[Opening MATERIAL FOR THIS TASK section]

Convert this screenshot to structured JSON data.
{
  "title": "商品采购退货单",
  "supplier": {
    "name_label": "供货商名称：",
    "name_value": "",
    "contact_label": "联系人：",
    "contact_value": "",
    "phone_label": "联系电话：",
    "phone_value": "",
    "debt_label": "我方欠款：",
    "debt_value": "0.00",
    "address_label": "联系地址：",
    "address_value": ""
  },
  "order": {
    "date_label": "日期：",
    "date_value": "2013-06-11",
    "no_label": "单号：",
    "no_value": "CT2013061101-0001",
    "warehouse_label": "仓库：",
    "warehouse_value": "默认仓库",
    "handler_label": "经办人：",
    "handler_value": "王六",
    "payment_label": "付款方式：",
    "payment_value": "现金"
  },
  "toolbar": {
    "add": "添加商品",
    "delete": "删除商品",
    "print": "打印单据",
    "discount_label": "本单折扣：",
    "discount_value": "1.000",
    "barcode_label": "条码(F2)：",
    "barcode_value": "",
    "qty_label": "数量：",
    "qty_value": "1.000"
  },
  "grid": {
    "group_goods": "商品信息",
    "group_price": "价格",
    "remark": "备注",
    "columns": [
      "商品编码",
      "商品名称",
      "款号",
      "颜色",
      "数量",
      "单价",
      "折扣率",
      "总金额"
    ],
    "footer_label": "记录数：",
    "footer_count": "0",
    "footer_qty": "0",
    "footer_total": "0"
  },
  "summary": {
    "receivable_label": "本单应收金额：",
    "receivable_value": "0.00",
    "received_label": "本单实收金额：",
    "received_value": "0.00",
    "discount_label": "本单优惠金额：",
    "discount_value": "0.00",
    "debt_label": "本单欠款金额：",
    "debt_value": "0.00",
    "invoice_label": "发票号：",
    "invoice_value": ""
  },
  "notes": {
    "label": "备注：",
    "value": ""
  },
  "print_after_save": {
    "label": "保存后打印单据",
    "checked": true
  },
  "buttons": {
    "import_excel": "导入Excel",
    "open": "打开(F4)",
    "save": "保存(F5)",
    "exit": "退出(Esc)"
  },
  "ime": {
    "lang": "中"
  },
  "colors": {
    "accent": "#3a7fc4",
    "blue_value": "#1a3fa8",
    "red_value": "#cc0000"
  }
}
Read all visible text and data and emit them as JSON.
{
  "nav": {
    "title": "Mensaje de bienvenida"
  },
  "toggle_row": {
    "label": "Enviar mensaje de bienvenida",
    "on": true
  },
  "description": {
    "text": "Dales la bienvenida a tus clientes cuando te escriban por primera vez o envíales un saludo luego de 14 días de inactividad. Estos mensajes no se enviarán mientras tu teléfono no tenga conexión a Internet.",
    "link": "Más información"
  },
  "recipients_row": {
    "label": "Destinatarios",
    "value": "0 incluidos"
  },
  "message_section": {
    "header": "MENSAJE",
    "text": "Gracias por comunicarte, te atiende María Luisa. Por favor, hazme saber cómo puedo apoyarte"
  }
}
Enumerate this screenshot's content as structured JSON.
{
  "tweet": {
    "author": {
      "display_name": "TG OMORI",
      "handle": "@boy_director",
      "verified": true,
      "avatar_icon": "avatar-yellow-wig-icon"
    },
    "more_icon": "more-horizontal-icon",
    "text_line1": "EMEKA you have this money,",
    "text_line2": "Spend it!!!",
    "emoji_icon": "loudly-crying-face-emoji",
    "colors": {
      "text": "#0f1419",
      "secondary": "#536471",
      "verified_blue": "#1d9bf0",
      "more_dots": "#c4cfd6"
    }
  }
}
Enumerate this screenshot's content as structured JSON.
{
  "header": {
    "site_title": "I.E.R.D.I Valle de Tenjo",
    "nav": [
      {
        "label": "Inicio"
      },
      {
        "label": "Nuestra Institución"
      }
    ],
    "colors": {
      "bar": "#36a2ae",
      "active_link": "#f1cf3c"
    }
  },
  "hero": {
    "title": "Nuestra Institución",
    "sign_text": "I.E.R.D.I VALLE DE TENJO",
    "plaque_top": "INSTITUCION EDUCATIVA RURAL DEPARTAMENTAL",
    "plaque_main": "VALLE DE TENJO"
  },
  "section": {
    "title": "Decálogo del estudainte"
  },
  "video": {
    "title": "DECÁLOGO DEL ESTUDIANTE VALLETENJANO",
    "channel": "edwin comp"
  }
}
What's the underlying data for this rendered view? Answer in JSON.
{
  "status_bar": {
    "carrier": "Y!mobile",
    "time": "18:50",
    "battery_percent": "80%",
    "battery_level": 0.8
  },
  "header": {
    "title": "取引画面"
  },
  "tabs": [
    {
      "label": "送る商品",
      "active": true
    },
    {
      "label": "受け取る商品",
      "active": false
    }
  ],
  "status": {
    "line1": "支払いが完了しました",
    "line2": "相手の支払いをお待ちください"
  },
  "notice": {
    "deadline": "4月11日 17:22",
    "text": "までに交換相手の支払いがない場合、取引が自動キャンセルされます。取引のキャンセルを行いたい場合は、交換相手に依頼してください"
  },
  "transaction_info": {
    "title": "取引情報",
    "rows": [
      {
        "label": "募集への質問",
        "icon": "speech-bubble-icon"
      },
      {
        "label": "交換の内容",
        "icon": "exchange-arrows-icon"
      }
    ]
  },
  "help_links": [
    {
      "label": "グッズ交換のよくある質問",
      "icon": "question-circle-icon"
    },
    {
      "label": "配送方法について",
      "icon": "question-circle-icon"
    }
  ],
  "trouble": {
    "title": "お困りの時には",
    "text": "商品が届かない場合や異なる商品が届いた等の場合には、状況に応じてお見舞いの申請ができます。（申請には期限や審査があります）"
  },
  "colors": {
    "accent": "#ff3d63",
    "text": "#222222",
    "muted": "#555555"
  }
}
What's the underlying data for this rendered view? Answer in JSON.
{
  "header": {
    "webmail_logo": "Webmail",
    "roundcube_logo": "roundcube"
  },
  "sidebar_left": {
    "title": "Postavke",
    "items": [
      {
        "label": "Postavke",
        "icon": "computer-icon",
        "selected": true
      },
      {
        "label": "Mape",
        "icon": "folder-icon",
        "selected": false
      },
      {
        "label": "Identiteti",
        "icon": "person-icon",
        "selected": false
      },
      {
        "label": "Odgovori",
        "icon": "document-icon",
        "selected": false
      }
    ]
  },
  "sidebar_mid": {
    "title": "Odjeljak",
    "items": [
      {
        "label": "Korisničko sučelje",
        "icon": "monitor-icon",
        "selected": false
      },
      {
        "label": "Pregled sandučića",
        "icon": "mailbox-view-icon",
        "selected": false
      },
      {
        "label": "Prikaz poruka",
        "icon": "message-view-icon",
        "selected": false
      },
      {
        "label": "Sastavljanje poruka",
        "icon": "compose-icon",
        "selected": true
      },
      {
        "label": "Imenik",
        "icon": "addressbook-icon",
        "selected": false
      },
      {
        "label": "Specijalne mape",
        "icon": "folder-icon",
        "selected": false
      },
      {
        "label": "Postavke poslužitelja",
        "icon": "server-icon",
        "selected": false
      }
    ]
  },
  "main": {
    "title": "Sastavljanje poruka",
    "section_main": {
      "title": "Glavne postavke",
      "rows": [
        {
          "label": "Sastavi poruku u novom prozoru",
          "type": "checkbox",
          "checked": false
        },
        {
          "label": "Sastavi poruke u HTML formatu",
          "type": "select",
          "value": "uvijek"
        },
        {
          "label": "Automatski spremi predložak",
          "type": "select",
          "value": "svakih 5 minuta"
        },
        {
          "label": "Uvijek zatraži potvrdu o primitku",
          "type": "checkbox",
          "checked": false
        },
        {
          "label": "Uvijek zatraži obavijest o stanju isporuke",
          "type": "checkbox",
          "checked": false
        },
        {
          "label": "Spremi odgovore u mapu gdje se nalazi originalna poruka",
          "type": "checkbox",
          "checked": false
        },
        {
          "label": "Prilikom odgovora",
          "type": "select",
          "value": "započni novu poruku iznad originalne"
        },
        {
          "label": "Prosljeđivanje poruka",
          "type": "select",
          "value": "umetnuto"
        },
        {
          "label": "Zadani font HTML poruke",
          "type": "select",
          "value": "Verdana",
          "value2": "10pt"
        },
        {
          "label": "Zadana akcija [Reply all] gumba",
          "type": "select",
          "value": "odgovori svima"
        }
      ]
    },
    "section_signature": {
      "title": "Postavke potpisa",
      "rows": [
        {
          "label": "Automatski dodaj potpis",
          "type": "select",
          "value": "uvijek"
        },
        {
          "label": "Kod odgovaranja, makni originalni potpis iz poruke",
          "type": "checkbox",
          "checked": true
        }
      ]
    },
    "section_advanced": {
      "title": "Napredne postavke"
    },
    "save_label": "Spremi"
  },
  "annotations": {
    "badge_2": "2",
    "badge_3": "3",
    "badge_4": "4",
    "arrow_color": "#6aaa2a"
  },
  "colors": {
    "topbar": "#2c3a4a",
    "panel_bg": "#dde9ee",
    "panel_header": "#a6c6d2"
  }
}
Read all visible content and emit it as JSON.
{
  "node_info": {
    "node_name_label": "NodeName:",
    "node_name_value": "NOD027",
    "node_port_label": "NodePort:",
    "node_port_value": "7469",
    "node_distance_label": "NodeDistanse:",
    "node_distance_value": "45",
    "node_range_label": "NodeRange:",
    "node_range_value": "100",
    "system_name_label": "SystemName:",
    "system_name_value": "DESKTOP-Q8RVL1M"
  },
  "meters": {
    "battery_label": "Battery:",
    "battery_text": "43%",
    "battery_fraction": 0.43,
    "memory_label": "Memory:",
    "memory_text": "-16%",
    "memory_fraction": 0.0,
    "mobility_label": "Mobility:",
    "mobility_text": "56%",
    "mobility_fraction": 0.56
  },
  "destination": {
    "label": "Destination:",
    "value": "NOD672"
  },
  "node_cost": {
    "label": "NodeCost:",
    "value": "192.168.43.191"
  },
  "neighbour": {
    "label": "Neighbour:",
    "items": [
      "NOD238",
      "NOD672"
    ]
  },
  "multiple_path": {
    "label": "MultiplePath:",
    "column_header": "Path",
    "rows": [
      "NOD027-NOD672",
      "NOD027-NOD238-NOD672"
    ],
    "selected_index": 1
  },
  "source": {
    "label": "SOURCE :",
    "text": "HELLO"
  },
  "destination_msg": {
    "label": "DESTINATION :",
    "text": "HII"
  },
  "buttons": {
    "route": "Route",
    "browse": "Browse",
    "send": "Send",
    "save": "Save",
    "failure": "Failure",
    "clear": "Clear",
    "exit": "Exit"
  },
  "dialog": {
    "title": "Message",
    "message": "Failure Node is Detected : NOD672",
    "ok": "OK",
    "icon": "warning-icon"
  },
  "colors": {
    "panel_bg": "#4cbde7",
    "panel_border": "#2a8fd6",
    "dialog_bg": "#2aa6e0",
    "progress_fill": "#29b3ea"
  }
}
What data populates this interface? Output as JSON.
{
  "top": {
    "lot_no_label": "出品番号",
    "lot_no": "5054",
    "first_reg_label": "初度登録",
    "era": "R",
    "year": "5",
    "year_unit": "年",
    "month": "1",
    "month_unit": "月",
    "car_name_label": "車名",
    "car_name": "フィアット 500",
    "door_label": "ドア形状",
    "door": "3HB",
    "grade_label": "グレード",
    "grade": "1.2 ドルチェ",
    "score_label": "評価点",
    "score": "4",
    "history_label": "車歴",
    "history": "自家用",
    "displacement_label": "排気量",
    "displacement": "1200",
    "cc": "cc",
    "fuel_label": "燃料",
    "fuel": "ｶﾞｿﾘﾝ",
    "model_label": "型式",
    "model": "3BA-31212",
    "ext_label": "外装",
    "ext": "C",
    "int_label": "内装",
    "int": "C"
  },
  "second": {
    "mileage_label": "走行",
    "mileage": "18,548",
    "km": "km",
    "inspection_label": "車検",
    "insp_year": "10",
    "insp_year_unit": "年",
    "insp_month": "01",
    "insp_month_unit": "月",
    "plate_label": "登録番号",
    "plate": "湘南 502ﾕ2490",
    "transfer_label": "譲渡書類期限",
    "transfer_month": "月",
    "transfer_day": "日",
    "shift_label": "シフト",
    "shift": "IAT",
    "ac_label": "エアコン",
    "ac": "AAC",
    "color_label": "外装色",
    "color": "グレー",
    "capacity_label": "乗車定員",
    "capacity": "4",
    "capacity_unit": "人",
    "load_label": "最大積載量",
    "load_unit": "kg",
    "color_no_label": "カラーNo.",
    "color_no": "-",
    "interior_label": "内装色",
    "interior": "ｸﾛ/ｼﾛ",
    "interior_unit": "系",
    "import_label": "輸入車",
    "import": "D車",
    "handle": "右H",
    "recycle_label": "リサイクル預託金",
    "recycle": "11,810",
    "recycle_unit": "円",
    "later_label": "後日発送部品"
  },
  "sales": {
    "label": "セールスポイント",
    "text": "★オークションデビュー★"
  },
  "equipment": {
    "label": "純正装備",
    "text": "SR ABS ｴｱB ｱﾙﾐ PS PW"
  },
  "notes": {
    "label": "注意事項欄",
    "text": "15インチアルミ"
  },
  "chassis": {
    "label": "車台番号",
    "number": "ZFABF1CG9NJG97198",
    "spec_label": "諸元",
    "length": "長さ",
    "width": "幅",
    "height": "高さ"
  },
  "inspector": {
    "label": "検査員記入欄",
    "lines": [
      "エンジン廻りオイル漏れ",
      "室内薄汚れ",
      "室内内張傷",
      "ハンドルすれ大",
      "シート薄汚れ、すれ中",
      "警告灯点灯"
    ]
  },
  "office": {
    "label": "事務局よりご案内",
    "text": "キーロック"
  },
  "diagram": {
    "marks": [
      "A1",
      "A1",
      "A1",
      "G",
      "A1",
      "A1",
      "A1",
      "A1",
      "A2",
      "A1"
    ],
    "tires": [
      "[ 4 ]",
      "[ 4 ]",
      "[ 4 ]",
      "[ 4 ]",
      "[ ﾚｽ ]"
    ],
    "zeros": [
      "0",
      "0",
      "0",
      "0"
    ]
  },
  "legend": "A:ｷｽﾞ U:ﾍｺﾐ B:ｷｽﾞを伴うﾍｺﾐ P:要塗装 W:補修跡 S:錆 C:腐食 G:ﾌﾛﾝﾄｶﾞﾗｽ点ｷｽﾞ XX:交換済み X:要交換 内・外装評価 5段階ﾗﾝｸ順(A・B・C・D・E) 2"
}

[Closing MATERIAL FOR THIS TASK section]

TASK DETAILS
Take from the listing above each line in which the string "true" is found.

TASK RESPONSE
    "checked": true
    "on": true
      "verified": true,
      "active": true
        "selected": true
        "selected": true
          "checked": true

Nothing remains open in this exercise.